The risk of end-stage kidney disease for some minorities (Hispanics, Native American and African American) is three to four times higher than for the Caucasian population. Minorities are hard hit by hypertension, diabetes, and kidney disorders… diseases which lead to organ failure. In fact, of the patients nationwide awaiting kidney transplants, 35% are African American, 18% are Hispanic (18%), 7% are Asian.
Hispanics, Native Americans and African-Americans between the ages of 45 and 65 have twice as much diabetes as do Caucasians in this age group.
Because the minority population continues to grow, making up 20% of the US population, the need for minority donation and transplantation can be anticipated to grow as well.
While the number of minorities waiting for a transplant continues to grow, minority organ donations lag behind those of the Caucasian population. Deceased donations are overwhelmingly from Caucasians, 67%; followed by African Americans, 17%; Hispanic, 13%; and Asian, 2.4%,

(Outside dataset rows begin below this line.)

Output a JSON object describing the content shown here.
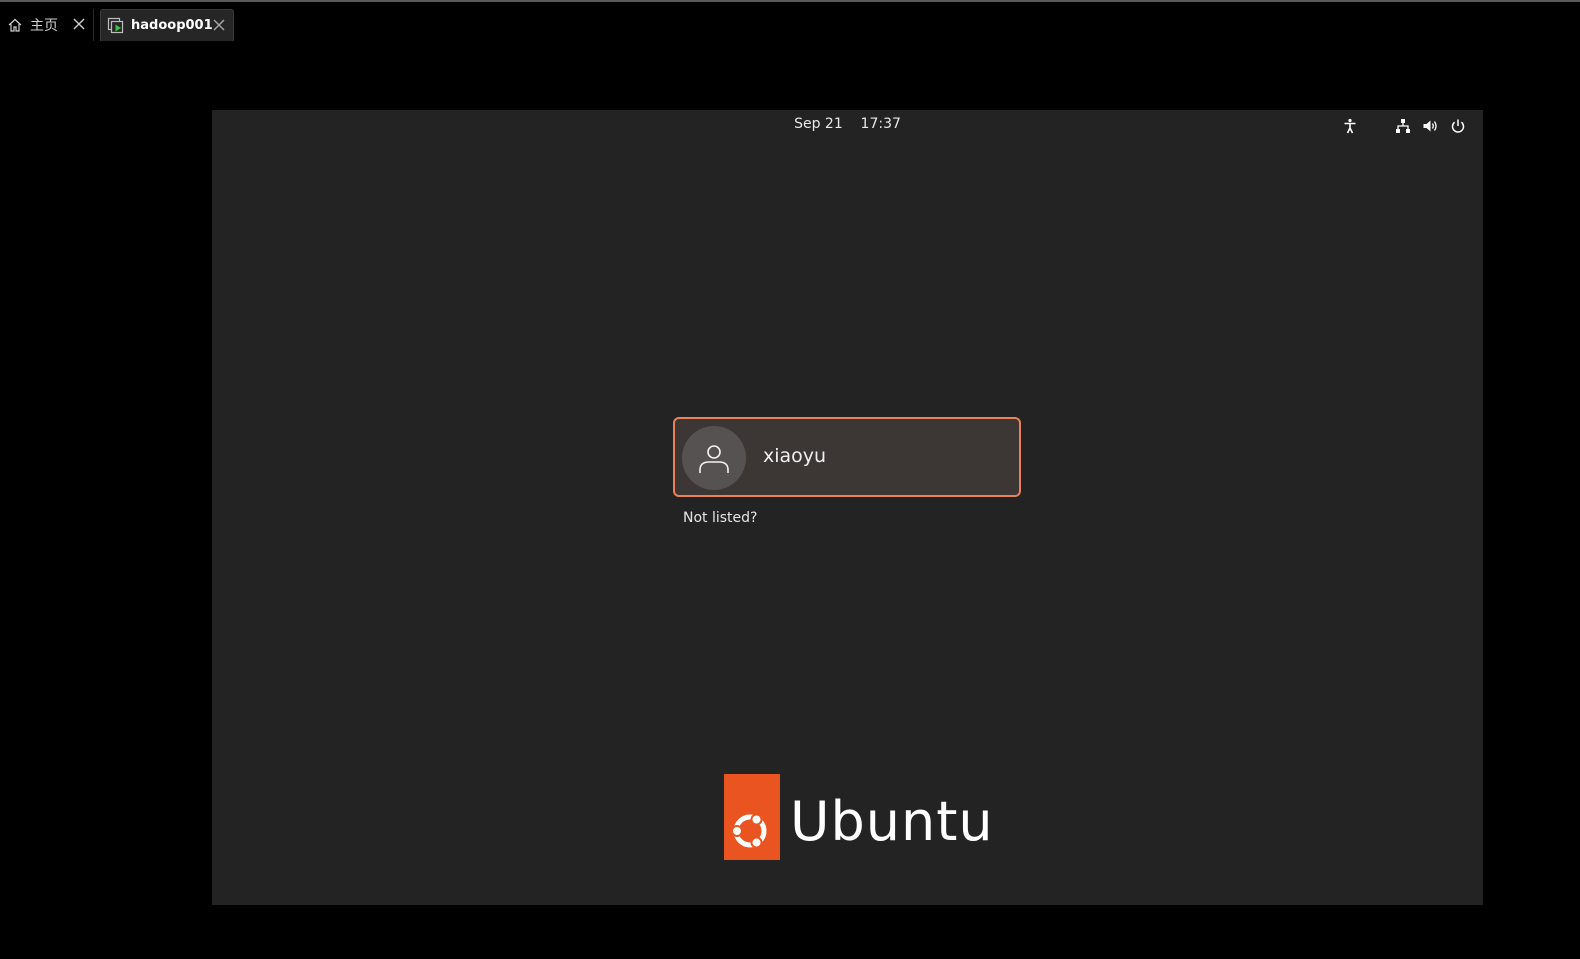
{
  "tabs": [
    {
      "label": "主页",
      "icon": "home-icon"
    },
    {
      "label": "hadoop001",
      "icon": "vm-running-icon"
    }
  ],
  "login_screen": {
    "date": "Sep 21",
    "time": "17:37",
    "status_icons": [
      "accessibility-icon",
      "network-icon",
      "volume-icon",
      "power-icon"
    ],
    "user": {
      "name": "xiaoyu",
      "avatar_icon": "user-icon"
    },
    "not_listed": "Not listed?",
    "brand": "Ubuntu"
  },
  "colors": {
    "accent": "#e9825b",
    "ubuntu_orange": "#e95420",
    "background": "#232323"
  }
}
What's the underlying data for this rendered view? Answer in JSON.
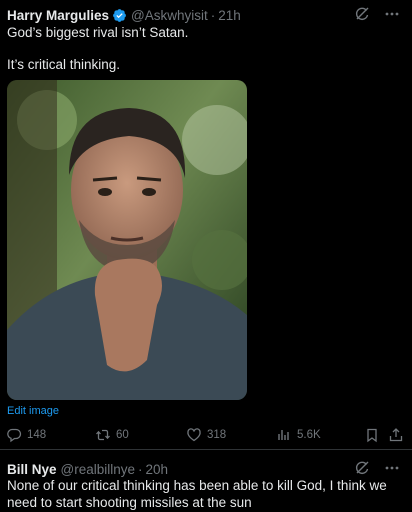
{
  "tweet1": {
    "author_name": "Harry Margulies",
    "handle": "@Askwhyisit",
    "separator": "·",
    "time": "21h",
    "line1": "God’s biggest rival isn’t Satan.",
    "line2": "It’s critical thinking.",
    "edit_image_label": "Edit image",
    "replies": "148",
    "retweets": "60",
    "likes": "318",
    "views": "5.6K"
  },
  "tweet2": {
    "author_name": "Bill Nye",
    "handle": "@realbillnye",
    "separator": "·",
    "time": "20h",
    "text": "None of our critical thinking has been able to kill God, I think we need to start shooting missiles at the sun"
  },
  "icons": {
    "verified": "verified-badge-icon",
    "grok": "grok-icon",
    "more": "more-icon",
    "reply": "reply-icon",
    "retweet": "retweet-icon",
    "like": "heart-icon",
    "views": "views-icon",
    "bookmark": "bookmark-icon",
    "share": "share-icon"
  },
  "colors": {
    "background": "#000000",
    "text": "#e7e9ea",
    "secondary": "#71767b",
    "accent": "#1d9bf0"
  }
}
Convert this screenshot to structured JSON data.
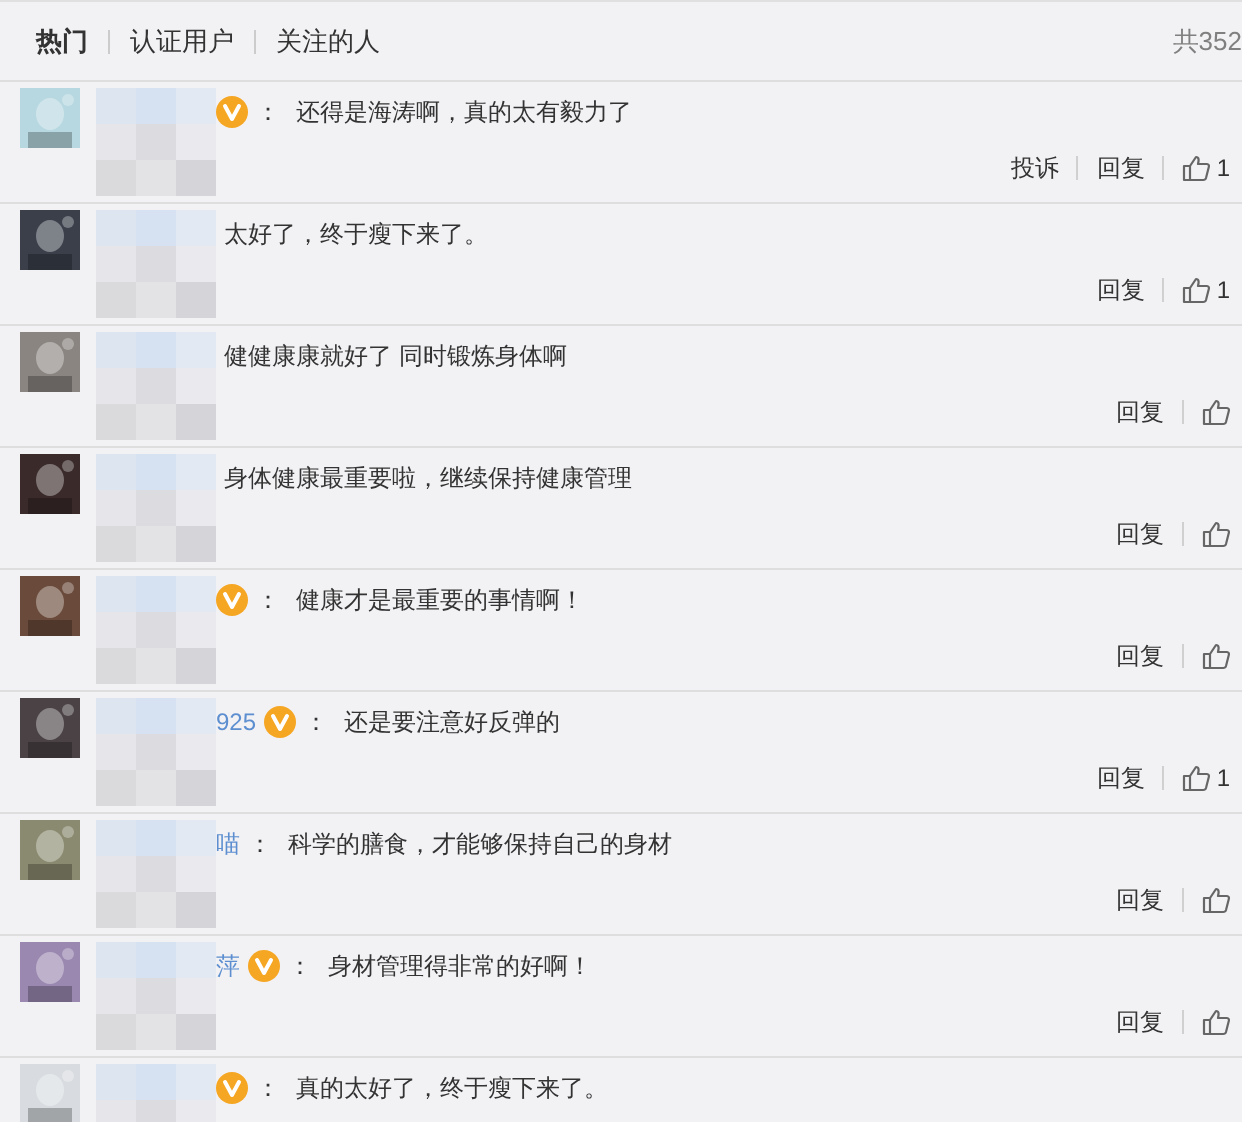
{
  "tabs": [
    {
      "label": "热门",
      "selected": true
    },
    {
      "label": "认证用户",
      "selected": false
    },
    {
      "label": "关注的人",
      "selected": false
    }
  ],
  "total": "共352",
  "comments": [
    {
      "verified": true,
      "sep": "：",
      "text": "还得是海涛啊，真的太有毅力了",
      "actions": [
        "投诉",
        "回复"
      ],
      "likes": "1"
    },
    {
      "verified": false,
      "text": "太好了，终于瘦下来了。",
      "actions": [
        "回复"
      ],
      "likes": "1"
    },
    {
      "verified": false,
      "text": "健健康康就好了 同时锻炼身体啊",
      "actions": [
        "回复"
      ]
    },
    {
      "verified": false,
      "text": "身体健康最重要啦，继续保持健康管理",
      "actions": [
        "回复"
      ]
    },
    {
      "verified": true,
      "sep": "：",
      "text": "健康才是最重要的事情啊！",
      "actions": [
        "回复"
      ]
    },
    {
      "name_fragment": "925",
      "verified": true,
      "sep": "：",
      "text": "还是要注意好反弹的",
      "actions": [
        "回复"
      ],
      "likes": "1"
    },
    {
      "name_fragment": "喵",
      "verified": false,
      "sep": "：",
      "text": "科学的膳食，才能够保持自己的身材",
      "actions": [
        "回复"
      ]
    },
    {
      "name_fragment": "萍",
      "verified": true,
      "sep": "：",
      "text": "身材管理得非常的好啊！",
      "actions": [
        "回复"
      ]
    },
    {
      "verified": true,
      "sep": "：",
      "text": "真的太好了，终于瘦下来了。"
    }
  ]
}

It’s critical to increase the availability of minority donors, in order to save lives within those communities. Fact is the best matches between donors and recipients often lie between members of the same race. Currently, the lack of minority organ donors decreases the number of well-matched kidneys and pancreases available for minority recipients.